* Required action *
Set down the data below in full and exactly, minus the pictures.
==========
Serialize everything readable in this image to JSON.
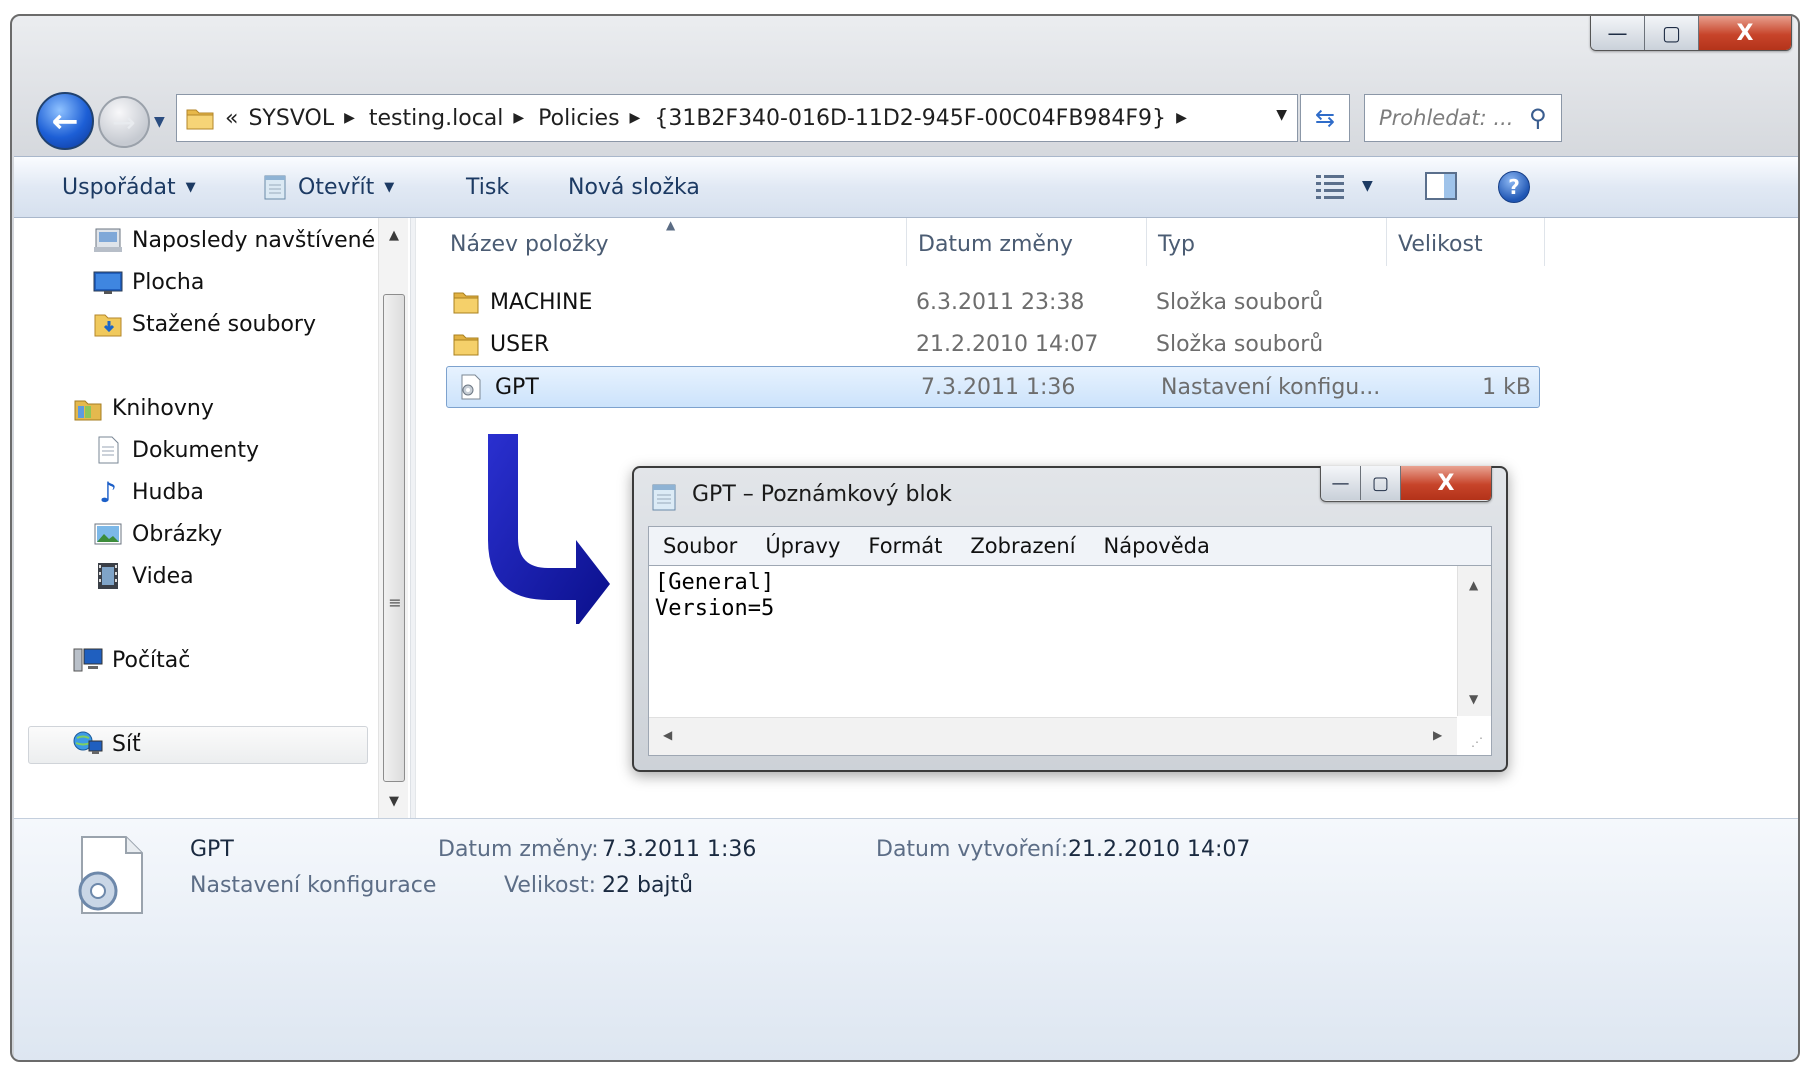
{
  "window": {
    "minimize": "—",
    "maximize": "▢",
    "close": "X"
  },
  "address": {
    "overflow": "«",
    "crumbs": [
      "SYSVOL",
      "testing.local",
      "Policies",
      "{31B2F340-016D-11D2-945F-00C04FB984F9}"
    ],
    "separator": "▶",
    "dropdown": "▼"
  },
  "search": {
    "placeholder": "Prohledat: ..."
  },
  "toolbar": {
    "organize": "Uspořádat",
    "open": "Otevřít",
    "print": "Tisk",
    "new_folder": "Nová složka",
    "help": "?"
  },
  "nav": {
    "items": [
      {
        "label": "Naposledy navštívené",
        "icon": "recent-places-icon"
      },
      {
        "label": "Plocha",
        "icon": "desktop-icon"
      },
      {
        "label": "Stažené soubory",
        "icon": "downloads-folder-icon"
      },
      {
        "label": "Knihovny",
        "icon": "libraries-icon"
      },
      {
        "label": "Dokumenty",
        "icon": "documents-icon"
      },
      {
        "label": "Hudba",
        "icon": "music-icon"
      },
      {
        "label": "Obrázky",
        "icon": "pictures-icon"
      },
      {
        "label": "Videa",
        "icon": "videos-icon"
      },
      {
        "label": "Počítač",
        "icon": "computer-icon"
      },
      {
        "label": "Síť",
        "icon": "network-icon"
      }
    ]
  },
  "columns": {
    "name": "Název položky",
    "date": "Datum změny",
    "type": "Typ",
    "size": "Velikost"
  },
  "files": [
    {
      "name": "MACHINE",
      "date": "6.3.2011 23:38",
      "type": "Složka souborů",
      "size": "",
      "icon": "folder-icon"
    },
    {
      "name": "USER",
      "date": "21.2.2010 14:07",
      "type": "Složka souborů",
      "size": "",
      "icon": "folder-icon"
    },
    {
      "name": "GPT",
      "date": "7.3.2011 1:36",
      "type": "Nastavení konfigu...",
      "size": "1 kB",
      "icon": "config-file-icon",
      "selected": true
    }
  ],
  "notepad": {
    "title": "GPT – Poznámkový blok",
    "menu": [
      "Soubor",
      "Úpravy",
      "Formát",
      "Zobrazení",
      "Nápověda"
    ],
    "lines": [
      "[General]",
      "Version=5"
    ]
  },
  "details": {
    "name": "GPT",
    "type": "Nastavení konfigurace",
    "modified_label": "Datum změny:",
    "modified_value": "7.3.2011 1:36",
    "size_label": "Velikost:",
    "size_value": "22 bajtů",
    "created_label": "Datum vytvoření:",
    "created_value": "21.2.2010 14:07"
  },
  "colors": {
    "accent": "#1f56b4",
    "arrow": "#1a1fb0",
    "close_button": "#c7442a",
    "selection": "#cce3fb"
  }
}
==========
* Your response *
Serialize everything readable in this image to JSON.
{
  "window": {
    "minimize": "—",
    "maximize": "▢",
    "close": "X"
  },
  "address": {
    "overflow": "«",
    "crumbs": [
      "SYSVOL",
      "testing.local",
      "Policies",
      "{31B2F340-016D-11D2-945F-00C04FB984F9}"
    ],
    "separator": "▶",
    "dropdown": "▼"
  },
  "search": {
    "placeholder": "Prohledat: ..."
  },
  "toolbar": {
    "organize": "Uspořádat",
    "open": "Otevřít",
    "print": "Tisk",
    "new_folder": "Nová složka",
    "help": "?"
  },
  "nav": {
    "items": [
      {
        "label": "Naposledy navštívené",
        "icon": "recent-places-icon"
      },
      {
        "label": "Plocha",
        "icon": "desktop-icon"
      },
      {
        "label": "Stažené soubory",
        "icon": "downloads-folder-icon"
      },
      {
        "label": "Knihovny",
        "icon": "libraries-icon"
      },
      {
        "label": "Dokumenty",
        "icon": "documents-icon"
      },
      {
        "label": "Hudba",
        "icon": "music-icon"
      },
      {
        "label": "Obrázky",
        "icon": "pictures-icon"
      },
      {
        "label": "Videa",
        "icon": "videos-icon"
      },
      {
        "label": "Počítač",
        "icon": "computer-icon"
      },
      {
        "label": "Síť",
        "icon": "network-icon"
      }
    ]
  },
  "columns": {
    "name": "Název položky",
    "date": "Datum změny",
    "type": "Typ",
    "size": "Velikost"
  },
  "files": [
    {
      "name": "MACHINE",
      "date": "6.3.2011 23:38",
      "type": "Složka souborů",
      "size": "",
      "icon": "folder-icon"
    },
    {
      "name": "USER",
      "date": "21.2.2010 14:07",
      "type": "Složka souborů",
      "size": "",
      "icon": "folder-icon"
    },
    {
      "name": "GPT",
      "date": "7.3.2011 1:36",
      "type": "Nastavení konfigu...",
      "size": "1 kB",
      "icon": "config-file-icon",
      "selected": true
    }
  ],
  "notepad": {
    "title": "GPT – Poznámkový blok",
    "menu": [
      "Soubor",
      "Úpravy",
      "Formát",
      "Zobrazení",
      "Nápověda"
    ],
    "lines": [
      "[General]",
      "Version=5"
    ]
  },
  "details": {
    "name": "GPT",
    "type": "Nastavení konfigurace",
    "modified_label": "Datum změny:",
    "modified_value": "7.3.2011 1:36",
    "size_label": "Velikost:",
    "size_value": "22 bajtů",
    "created_label": "Datum vytvoření:",
    "created_value": "21.2.2010 14:07"
  },
  "colors": {
    "accent": "#1f56b4",
    "arrow": "#1a1fb0",
    "close_button": "#c7442a",
    "selection": "#cce3fb"
  }
}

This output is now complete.